> Work instructions: In the entries below, every line with the string "채용시까지" is to be reported.

> Dataset content:
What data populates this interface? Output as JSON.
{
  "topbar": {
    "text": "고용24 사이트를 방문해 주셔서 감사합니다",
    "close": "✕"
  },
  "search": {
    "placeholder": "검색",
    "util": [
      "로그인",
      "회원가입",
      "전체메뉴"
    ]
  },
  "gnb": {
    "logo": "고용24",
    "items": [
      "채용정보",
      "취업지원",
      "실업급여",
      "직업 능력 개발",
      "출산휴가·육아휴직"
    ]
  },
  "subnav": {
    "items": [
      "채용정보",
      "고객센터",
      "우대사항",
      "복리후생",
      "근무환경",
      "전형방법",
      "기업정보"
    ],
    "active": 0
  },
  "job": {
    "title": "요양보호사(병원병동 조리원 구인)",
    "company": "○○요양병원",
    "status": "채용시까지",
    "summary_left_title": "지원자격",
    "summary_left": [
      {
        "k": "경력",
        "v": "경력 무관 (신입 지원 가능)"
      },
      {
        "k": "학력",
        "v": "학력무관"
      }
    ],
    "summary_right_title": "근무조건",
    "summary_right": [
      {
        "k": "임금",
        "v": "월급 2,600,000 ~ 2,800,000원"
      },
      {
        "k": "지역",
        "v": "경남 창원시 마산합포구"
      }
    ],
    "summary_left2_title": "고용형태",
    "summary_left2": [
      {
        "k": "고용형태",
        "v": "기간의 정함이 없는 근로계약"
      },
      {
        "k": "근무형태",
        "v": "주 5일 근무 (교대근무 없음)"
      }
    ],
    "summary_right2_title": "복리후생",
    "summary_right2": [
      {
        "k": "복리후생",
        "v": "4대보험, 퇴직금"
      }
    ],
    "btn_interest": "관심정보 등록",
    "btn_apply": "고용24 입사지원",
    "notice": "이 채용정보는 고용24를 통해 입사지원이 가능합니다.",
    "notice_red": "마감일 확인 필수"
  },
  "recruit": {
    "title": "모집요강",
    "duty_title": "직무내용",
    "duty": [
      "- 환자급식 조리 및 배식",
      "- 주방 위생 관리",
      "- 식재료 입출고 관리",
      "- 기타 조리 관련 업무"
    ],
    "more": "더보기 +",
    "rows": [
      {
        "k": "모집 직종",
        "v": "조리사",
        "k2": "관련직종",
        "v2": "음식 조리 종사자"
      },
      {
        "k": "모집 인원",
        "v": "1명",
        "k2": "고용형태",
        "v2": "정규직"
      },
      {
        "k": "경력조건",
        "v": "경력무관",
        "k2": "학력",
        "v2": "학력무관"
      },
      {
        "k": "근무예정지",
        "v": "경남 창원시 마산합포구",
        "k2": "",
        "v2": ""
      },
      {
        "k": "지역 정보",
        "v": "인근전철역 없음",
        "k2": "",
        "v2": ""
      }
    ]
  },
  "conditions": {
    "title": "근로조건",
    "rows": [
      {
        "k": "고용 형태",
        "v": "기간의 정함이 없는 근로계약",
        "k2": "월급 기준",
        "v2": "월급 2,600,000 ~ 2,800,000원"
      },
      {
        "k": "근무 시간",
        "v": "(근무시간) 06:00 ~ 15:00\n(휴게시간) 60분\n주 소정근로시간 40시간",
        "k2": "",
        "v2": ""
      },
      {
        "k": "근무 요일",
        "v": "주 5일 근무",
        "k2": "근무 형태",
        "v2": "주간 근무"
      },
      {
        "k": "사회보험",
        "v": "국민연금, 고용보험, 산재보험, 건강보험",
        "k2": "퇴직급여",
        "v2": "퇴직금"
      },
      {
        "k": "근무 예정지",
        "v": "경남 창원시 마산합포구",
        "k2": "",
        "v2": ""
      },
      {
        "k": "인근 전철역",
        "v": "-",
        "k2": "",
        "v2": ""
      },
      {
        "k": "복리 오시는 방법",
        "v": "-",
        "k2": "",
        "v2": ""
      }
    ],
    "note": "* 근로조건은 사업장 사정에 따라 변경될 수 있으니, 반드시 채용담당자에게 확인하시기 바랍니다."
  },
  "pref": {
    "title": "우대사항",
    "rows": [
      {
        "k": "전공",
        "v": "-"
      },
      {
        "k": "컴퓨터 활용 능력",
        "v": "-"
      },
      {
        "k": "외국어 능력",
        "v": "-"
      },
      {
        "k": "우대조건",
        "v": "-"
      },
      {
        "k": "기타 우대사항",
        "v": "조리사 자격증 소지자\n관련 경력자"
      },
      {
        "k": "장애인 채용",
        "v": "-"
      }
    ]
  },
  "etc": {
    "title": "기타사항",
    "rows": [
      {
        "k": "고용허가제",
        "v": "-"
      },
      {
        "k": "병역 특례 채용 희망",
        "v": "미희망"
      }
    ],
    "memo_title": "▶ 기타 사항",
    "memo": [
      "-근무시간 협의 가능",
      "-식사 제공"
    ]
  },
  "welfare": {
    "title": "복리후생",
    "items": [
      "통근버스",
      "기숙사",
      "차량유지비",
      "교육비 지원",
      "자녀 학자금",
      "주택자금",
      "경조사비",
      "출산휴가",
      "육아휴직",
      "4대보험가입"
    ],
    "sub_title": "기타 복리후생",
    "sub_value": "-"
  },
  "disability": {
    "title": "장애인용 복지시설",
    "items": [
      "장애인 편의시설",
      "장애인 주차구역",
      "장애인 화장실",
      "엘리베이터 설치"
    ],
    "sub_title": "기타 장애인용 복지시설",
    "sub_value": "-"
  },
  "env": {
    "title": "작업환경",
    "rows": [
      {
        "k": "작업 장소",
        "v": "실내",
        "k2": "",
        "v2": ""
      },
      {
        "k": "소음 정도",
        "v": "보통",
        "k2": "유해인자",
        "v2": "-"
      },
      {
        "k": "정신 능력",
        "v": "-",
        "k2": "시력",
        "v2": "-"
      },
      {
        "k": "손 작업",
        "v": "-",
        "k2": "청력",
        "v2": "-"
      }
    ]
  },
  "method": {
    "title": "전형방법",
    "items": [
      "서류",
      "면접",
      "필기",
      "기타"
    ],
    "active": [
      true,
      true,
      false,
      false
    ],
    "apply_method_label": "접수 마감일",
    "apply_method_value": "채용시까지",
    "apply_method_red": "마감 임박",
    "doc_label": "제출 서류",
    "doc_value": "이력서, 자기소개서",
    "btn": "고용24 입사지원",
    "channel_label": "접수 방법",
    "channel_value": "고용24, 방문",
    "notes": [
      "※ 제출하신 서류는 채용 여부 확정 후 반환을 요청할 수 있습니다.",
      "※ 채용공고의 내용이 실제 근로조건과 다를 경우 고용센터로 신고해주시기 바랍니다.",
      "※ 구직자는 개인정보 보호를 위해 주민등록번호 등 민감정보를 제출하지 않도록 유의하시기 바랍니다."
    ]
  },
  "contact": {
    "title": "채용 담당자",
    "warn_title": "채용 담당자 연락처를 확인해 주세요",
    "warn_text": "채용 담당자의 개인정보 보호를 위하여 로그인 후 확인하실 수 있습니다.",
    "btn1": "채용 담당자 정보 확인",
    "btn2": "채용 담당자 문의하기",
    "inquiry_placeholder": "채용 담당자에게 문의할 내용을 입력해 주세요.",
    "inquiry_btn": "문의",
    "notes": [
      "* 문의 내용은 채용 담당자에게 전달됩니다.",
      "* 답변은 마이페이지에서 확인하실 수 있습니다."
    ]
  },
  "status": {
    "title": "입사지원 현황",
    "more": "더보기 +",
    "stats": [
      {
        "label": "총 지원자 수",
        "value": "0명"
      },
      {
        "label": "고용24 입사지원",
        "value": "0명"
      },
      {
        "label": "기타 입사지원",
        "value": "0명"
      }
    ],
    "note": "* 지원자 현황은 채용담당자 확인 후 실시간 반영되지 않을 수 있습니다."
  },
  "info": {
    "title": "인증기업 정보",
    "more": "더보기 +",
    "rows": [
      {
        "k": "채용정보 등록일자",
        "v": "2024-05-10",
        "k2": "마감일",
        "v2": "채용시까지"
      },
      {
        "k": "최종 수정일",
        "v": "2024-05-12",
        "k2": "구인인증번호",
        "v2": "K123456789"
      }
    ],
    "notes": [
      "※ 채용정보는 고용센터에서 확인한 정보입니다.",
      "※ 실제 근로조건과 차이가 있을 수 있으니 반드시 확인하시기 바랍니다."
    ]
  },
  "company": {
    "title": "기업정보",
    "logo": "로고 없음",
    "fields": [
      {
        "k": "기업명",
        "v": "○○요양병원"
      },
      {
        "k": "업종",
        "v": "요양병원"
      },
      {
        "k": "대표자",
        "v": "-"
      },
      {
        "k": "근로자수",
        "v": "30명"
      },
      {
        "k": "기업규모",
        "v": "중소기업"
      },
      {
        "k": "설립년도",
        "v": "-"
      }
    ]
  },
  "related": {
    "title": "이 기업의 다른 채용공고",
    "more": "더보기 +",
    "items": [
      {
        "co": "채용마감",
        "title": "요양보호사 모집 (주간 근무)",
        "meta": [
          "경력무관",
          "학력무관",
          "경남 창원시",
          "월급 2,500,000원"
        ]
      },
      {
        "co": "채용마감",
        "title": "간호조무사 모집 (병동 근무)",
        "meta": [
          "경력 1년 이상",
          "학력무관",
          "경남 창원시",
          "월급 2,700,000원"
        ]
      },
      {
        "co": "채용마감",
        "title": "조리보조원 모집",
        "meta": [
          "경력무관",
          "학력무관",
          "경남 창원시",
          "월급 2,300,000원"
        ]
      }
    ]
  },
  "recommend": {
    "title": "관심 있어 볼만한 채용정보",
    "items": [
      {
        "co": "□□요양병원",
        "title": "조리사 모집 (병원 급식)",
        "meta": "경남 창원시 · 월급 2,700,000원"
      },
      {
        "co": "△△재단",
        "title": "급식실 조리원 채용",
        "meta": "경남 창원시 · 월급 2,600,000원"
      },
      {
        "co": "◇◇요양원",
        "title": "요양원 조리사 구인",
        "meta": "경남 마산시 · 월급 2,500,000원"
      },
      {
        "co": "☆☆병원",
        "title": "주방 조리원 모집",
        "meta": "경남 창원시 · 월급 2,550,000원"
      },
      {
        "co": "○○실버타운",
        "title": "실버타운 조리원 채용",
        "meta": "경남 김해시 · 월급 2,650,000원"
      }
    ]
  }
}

> Problem solution:
    "status": "채용시까지",
    "apply_method_value": "채용시까지",
        "v2": "채용시까지"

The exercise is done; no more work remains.